Mom as a child
My Mom; Saint in the Making.
I've decided to write mom's story, because it is her faith which inspires my faith. In fact, mom has touched countless lives through her example of faith and perseverance, even through what for many would be impossibly tough times. I hope that you will gain some inspiration, as her story unfolds.
Part one is a very brief overview of her early childhood in Indianapolis. Mom had no idea growing up that her mom was raised Catholic, but her mother's example of trust in God did help in my mom's formation, even at an early age.
As Told to Her Son, Stuart.
Born at home on Wilcox Street, Indianapolis, Indiana, on December 19th, 1926, as the second child to Cyril and Wreatha Mae Elwood, Betty Joyce Sexton has, from her early childhood, gone through a lot of joys and sorrows. Named “Betty” by her domineering paternal grandmother, her father started calling her “Sis” very early on. Soon, her nickname evolved to “Susan” (her parents’ first choice, before overridden by the aforementioned grandmother), and finally, to “Susie”, a name which most who know her call her by, to this day.
Susie’s earliest memories of her mother are that she was very beautiful, with long, black hair, and piercing brown eyes (Wreatha Mae was about one quarter Cherokee). Wreatha Mae’s maiden name was Murray. Raised ostensibly by her sister, Zeta, Wreatha Mae spent much of her formative years in a Catholic orphanage. While her husband, Cyril, forbade her from practicing her Catholic Faith (which was kept hidden from the children during that time), Wreatha Mae was able to pass on to Susie her very strong trust in God very early on. Susie will tell you to this day, her mother always said, “the Father in Heaven knows best, so trust in Him.” This, to Susie, is an axiom, which she still quotes to this day.
Susie’s siblings during her Indy years included her older brother, James (known as “Dick“, due to his middle name of Richard), and her two younger brothers, Ronald (“Ron”) and Roy. At some point early on, the family had moved to U.S. 52, where most of her time in Indianapolis was spent.

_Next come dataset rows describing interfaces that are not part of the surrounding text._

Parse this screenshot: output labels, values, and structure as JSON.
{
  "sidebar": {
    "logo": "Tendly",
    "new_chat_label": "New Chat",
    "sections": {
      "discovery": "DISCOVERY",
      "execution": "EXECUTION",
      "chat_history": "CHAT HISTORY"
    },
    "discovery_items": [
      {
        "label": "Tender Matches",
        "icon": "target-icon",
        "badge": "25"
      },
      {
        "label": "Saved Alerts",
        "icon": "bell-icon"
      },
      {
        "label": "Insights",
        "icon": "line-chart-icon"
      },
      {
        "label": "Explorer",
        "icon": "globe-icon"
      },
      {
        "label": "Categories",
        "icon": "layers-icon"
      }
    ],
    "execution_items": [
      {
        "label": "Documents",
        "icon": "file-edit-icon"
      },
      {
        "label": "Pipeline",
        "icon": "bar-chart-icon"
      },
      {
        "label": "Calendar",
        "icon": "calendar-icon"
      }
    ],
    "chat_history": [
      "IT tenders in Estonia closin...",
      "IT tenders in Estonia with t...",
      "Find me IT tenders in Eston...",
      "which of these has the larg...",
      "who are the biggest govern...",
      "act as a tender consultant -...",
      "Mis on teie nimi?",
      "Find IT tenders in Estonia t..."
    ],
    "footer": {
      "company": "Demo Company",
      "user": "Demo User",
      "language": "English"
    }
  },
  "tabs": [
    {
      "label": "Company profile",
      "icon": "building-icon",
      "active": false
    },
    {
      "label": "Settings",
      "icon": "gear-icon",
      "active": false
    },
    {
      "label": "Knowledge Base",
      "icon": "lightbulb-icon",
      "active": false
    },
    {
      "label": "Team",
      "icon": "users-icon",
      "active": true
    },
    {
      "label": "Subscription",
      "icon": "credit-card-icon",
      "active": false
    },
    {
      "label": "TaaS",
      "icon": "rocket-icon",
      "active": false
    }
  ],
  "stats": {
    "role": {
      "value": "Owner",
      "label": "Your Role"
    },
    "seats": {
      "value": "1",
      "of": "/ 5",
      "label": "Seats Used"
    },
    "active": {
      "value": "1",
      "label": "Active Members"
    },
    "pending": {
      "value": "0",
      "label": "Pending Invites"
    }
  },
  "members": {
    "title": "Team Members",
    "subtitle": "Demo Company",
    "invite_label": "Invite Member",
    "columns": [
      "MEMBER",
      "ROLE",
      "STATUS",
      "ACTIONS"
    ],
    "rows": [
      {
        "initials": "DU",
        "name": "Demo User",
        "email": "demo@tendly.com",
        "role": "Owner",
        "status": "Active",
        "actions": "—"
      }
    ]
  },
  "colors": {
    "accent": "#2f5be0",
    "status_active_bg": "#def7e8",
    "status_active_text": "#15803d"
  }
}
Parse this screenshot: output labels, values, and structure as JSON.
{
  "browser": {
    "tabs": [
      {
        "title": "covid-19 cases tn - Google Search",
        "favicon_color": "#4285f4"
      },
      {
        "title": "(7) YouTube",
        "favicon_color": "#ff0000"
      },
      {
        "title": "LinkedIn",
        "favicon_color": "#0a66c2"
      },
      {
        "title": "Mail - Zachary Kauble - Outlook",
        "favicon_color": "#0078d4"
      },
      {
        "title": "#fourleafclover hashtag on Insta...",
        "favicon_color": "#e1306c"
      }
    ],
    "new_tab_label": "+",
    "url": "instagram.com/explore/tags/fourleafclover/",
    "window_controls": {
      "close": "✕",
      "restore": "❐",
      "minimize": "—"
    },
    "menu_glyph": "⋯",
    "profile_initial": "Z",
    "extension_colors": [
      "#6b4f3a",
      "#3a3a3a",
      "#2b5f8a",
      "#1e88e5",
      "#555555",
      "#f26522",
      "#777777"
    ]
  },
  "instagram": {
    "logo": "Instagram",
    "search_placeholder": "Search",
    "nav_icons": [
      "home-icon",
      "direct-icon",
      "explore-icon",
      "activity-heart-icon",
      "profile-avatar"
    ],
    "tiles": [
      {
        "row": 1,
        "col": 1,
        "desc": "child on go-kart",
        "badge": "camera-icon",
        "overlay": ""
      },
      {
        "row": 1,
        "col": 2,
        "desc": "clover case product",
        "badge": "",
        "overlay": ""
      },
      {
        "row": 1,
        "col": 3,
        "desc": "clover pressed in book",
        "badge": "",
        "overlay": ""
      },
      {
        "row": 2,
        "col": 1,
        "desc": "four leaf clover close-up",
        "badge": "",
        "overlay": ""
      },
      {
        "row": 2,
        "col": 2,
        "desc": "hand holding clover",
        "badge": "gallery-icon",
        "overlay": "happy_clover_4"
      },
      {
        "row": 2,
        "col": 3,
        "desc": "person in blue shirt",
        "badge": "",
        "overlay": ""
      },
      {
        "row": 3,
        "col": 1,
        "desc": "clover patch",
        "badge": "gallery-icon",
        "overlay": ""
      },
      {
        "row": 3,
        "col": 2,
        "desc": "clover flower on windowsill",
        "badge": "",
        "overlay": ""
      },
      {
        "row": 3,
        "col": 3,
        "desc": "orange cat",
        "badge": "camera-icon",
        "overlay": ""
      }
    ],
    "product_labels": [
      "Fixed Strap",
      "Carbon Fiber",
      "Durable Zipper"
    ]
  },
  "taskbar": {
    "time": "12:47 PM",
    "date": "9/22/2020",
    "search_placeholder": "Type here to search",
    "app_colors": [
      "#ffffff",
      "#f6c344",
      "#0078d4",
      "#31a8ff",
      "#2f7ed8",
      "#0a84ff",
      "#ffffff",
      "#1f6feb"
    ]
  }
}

Her Father had a gas station there at the time, and her mother, and a Mrs. Brown, made and sold doughnuts out of the front of the station.
One of Susie’s memories includes a time when her father saved the life of her brother, Ron, when he was still a toddler. He had run out into the road (wearing just his diaper), and a truck was barreling down on him, when Cyril snatched the boy out of harm’s way in the nick of time. Another memory she has while growing up included going with her brothers down to the White River, and skipping stones, even though it was dangerous to do so. She now reflects that God must have been keeping a very close eye on them in those days.
Another story, which Susie will recall with a bit of amusement, was in the summer of 1934, when her father came home, and ushered everyone inside the house, and told the kids to go upstairs, and hide under the bed, until he gave the all clear. She somewhat disobeyed her father, however, when she looked out of the window, and saw a funeral procession, en route to Crown Hill Cemetery. The hearse contained none other than the body of John Dillinger, and there was fear that his mob might cause trouble.
As stated above, Susie’s mother, while not allowed to practice her Catholic Faith, did impart much of the Church’s wisdom to her children. Susie and her brothers were taught by their mother to respect all people, regardless of the prejudices of the times. Some of her fondest memories were playing games with some of the African American children in the neighborhood, which, in Depression Era Indianapolis, was not exactly looked upon with favor. (Indianapolis of that time was still a hotbed of Klan activity.)
Susie doesn’t recall the name of the school she attended in Indianapolis. She can only recall that, as far as math and spelling were concerned, she didn’t do so well. She did, however, excel in art. To this day, she is very creative, often sketching things in either pencil or crayon, or cutting things out for decorations.
Susie also recalls attending several nondenominational churches at the time. There was also a strange interlude at that time, when she attended Christian Science meetings, though she doesn’t now recall much about them, except having listened to various musical performances, including one man with a musical saw. Throughout her Indianapolis years, however, God seemed to be gently guiding her toward a future date, when she would come into Full Communion with the Church.
Susie’s family moved North, to the Fort Wayne area, circa 1937. Part two of her saga will pick things up there. Until then, thank you for reading, and God bless you and yours